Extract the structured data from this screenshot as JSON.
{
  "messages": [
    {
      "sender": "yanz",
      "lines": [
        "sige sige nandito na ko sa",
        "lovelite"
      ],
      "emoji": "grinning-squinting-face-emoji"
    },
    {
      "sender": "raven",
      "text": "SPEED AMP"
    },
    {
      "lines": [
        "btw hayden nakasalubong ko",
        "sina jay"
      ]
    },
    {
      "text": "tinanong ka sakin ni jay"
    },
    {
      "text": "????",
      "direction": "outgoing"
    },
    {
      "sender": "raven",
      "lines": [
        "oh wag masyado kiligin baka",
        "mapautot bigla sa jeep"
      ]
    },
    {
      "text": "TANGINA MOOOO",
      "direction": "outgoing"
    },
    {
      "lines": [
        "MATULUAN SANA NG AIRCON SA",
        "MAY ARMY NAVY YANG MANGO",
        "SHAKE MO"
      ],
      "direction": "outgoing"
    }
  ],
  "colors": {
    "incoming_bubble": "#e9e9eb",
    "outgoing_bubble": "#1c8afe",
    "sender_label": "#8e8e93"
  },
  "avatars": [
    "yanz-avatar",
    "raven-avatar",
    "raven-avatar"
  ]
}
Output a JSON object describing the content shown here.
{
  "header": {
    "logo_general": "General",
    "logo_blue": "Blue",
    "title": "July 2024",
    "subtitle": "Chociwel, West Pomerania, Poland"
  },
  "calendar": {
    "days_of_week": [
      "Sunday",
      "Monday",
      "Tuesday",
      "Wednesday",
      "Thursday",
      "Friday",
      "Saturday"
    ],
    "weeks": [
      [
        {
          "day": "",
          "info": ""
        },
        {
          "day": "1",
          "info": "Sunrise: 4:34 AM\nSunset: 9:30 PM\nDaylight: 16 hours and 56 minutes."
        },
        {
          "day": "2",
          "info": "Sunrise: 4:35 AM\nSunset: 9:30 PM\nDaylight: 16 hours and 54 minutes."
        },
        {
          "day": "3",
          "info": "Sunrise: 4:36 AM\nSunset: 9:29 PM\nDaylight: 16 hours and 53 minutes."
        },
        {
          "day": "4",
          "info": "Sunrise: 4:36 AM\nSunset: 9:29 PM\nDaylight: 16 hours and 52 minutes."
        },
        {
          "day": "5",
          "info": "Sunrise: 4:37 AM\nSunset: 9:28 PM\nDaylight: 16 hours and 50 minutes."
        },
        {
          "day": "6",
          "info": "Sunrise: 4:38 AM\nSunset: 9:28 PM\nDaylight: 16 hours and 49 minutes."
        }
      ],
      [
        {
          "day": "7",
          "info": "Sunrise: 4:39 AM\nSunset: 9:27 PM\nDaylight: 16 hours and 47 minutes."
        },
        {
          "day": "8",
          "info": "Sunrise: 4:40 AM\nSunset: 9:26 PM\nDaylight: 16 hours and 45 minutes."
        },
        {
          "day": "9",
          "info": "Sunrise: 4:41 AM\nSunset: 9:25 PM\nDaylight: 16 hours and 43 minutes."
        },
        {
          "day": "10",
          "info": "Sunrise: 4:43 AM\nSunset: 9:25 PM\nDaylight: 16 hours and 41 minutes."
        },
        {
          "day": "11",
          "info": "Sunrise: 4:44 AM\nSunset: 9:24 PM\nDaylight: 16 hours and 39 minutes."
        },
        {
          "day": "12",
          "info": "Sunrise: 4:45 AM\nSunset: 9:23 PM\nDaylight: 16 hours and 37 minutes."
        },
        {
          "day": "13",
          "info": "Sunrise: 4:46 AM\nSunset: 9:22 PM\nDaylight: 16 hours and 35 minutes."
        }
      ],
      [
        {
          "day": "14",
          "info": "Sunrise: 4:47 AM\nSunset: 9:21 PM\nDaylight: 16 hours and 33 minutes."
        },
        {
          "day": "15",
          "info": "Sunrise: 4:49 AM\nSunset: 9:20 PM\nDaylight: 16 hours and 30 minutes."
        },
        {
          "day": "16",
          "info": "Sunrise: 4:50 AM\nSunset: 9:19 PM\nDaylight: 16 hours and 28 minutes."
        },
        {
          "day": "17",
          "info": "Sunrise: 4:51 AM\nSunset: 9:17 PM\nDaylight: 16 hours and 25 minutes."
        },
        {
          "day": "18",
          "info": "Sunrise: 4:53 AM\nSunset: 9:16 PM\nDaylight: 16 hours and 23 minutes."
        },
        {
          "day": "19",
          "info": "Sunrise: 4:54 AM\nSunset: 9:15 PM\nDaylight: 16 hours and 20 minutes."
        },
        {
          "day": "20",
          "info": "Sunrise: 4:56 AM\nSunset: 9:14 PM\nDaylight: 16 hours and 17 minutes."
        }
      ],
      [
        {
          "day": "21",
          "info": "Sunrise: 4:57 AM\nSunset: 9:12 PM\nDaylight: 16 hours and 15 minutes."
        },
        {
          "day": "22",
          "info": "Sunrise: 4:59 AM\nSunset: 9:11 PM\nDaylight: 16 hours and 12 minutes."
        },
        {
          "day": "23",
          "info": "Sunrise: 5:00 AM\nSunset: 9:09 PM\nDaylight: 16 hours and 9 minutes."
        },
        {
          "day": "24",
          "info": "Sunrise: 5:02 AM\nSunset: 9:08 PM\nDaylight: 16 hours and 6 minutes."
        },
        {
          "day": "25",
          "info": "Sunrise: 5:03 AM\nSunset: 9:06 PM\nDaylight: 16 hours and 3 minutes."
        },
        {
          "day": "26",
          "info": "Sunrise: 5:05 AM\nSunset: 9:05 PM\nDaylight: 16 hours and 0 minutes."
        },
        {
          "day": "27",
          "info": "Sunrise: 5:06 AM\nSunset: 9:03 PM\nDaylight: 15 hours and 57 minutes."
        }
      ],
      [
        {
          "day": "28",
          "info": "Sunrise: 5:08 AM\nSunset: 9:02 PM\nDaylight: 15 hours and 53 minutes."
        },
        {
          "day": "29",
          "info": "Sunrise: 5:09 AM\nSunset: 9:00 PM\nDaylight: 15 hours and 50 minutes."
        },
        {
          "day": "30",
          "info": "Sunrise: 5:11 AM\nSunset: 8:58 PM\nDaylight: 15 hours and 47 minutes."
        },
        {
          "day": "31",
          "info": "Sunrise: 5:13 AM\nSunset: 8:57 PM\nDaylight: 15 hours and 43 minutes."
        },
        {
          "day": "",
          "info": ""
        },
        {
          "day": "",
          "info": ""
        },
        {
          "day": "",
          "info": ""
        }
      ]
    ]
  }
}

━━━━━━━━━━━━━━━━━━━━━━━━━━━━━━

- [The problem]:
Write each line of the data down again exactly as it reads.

- [Exercise result]:
Extract the structured data from this screenshot as JSON.
{
  "messages": [
    {
      "sender": "yanz",
      "lines": [
        "sige sige nandito na ko sa",
        "lovelite"
      ],
      "emoji": "grinning-squinting-face-emoji"
    },
    {
      "sender": "raven",
      "text": "SPEED AMP"
    },
    {
      "lines": [
        "btw hayden nakasalubong ko",
        "sina jay"
      ]
    },
    {
      "text": "tinanong ka sakin ni jay"
    },
    {
      "text": "????",
      "direction": "outgoing"
    },
    {
      "sender": "raven",
      "lines": [
        "oh wag masyado kiligin baka",
        "mapautot bigla sa jeep"
      ]
    },
    {
      "text": "TANGINA MOOOO",
      "direction": "outgoing"
    },
    {
      "lines": [
        "MATULUAN SANA NG AIRCON SA",
        "MAY ARMY NAVY YANG MANGO",
        "SHAKE MO"
      ],
      "direction": "outgoing"
    }
  ],
  "colors": {
    "incoming_bubble": "#e9e9eb",
    "outgoing_bubble": "#1c8afe",
    "sender_label": "#8e8e93"
  },
  "avatars": [
    "yanz-avatar",
    "raven-avatar",
    "raven-avatar"
  ]
}
Output a JSON object describing the content shown here.
{
  "header": {
    "logo_general": "General",
    "logo_blue": "Blue",
    "title": "July 2024",
    "subtitle": "Chociwel, West Pomerania, Poland"
  },
  "calendar": {
    "days_of_week": [
      "Sunday",
      "Monday",
      "Tuesday",
      "Wednesday",
      "Thursday",
      "Friday",
      "Saturday"
    ],
    "weeks": [
      [
        {
          "day": "",
          "info": ""
        },
        {
          "day": "1",
          "info": "Sunrise: 4:34 AM\nSunset: 9:30 PM\nDaylight: 16 hours and 56 minutes."
        },
        {
          "day": "2",
          "info": "Sunrise: 4:35 AM\nSunset: 9:30 PM\nDaylight: 16 hours and 54 minutes."
        },
        {
          "day": "3",
          "info": "Sunrise: 4:36 AM\nSunset: 9:29 PM\nDaylight: 16 hours and 53 minutes."
        },
        {
          "day": "4",
          "info": "Sunrise: 4:36 AM\nSunset: 9:29 PM\nDaylight: 16 hours and 52 minutes."
        },
        {
          "day": "5",
          "info": "Sunrise: 4:37 AM\nSunset: 9:28 PM\nDaylight: 16 hours and 50 minutes."
        },
        {
          "day": "6",
          "info": "Sunrise: 4:38 AM\nSunset: 9:28 PM\nDaylight: 16 hours and 49 minutes."
        }
      ],
      [
        {
          "day": "7",
          "info": "Sunrise: 4:39 AM\nSunset: 9:27 PM\nDaylight: 16 hours and 47 minutes."
        },
        {
          "day": "8",
          "info": "Sunrise: 4:40 AM\nSunset: 9:26 PM\nDaylight: 16 hours and 45 minutes."
        },
        {
          "day": "9",
          "info": "Sunrise: 4:41 AM\nSunset: 9:25 PM\nDaylight: 16 hours and 43 minutes."
        },
        {
          "day": "10",
          "info": "Sunrise: 4:43 AM\nSunset: 9:25 PM\nDaylight: 16 hours and 41 minutes."
        },
        {
          "day": "11",
          "info": "Sunrise: 4:44 AM\nSunset: 9:24 PM\nDaylight: 16 hours and 39 minutes."
        },
        {
          "day": "12",
          "info": "Sunrise: 4:45 AM\nSunset: 9:23 PM\nDaylight: 16 hours and 37 minutes."
        },
        {
          "day": "13",
          "info": "Sunrise: 4:46 AM\nSunset: 9:22 PM\nDaylight: 16 hours and 35 minutes."
        }
      ],
      [
        {
          "day": "14",
          "info": "Sunrise: 4:47 AM\nSunset: 9:21 PM\nDaylight: 16 hours and 33 minutes."
        },
        {
          "day": "15",
          "info": "Sunrise: 4:49 AM\nSunset: 9:20 PM\nDaylight: 16 hours and 30 minutes."
        },
        {
          "day": "16",
          "info": "Sunrise: 4:50 AM\nSunset: 9:19 PM\nDaylight: 16 hours and 28 minutes."
        },
        {
          "day": "17",
          "info": "Sunrise: 4:51 AM\nSunset: 9:17 PM\nDaylight: 16 hours and 25 minutes."
        },
        {
          "day": "18",
          "info": "Sunrise: 4:53 AM\nSunset: 9:16 PM\nDaylight: 16 hours and 23 minutes."
        },
        {
          "day": "19",
          "info": "Sunrise: 4:54 AM\nSunset: 9:15 PM\nDaylight: 16 hours and 20 minutes."
        },
        {
          "day": "20",
          "info": "Sunrise: 4:56 AM\nSunset: 9:14 PM\nDaylight: 16 hours and 17 minutes."
        }
      ],
      [
        {
          "day": "21",
          "info": "Sunrise: 4:57 AM\nSunset: 9:12 PM\nDaylight: 16 hours and 15 minutes."
        },
        {
          "day": "22",
          "info": "Sunrise: 4:59 AM\nSunset: 9:11 PM\nDaylight: 16 hours and 12 minutes."
        },
        {
          "day": "23",
          "info": "Sunrise: 5:00 AM\nSunset: 9:09 PM\nDaylight: 16 hours and 9 minutes."
        },
        {
          "day": "24",
          "info": "Sunrise: 5:02 AM\nSunset: 9:08 PM\nDaylight: 16 hours and 6 minutes."
        },
        {
          "day": "25",
          "info": "Sunrise: 5:03 AM\nSunset: 9:06 PM\nDaylight: 16 hours and 3 minutes."
        },
        {
          "day": "26",
          "info": "Sunrise: 5:05 AM\nSunset: 9:05 PM\nDaylight: 16 hours and 0 minutes."
        },
        {
          "day": "27",
          "info": "Sunrise: 5:06 AM\nSunset: 9:03 PM\nDaylight: 15 hours and 57 minutes."
        }
      ],
      [
        {
          "day": "28",
          "info": "Sunrise: 5:08 AM\nSunset: 9:02 PM\nDaylight: 15 hours and 53 minutes."
        },
        {
          "day": "29",
          "info": "Sunrise: 5:09 AM\nSunset: 9:00 PM\nDaylight: 15 hours and 50 minutes."
        },
        {
          "day": "30",
          "info": "Sunrise: 5:11 AM\nSunset: 8:58 PM\nDaylight: 15 hours and 47 minutes."
        },
        {
          "day": "31",
          "info": "Sunrise: 5:13 AM\nSunset: 8:57 PM\nDaylight: 15 hours and 43 minutes."
        },
        {
          "day": "",
          "info": ""
        },
        {
          "day": "",
          "info": ""
        },
        {
          "day": "",
          "info": ""
        }
      ]
    ]
  }
}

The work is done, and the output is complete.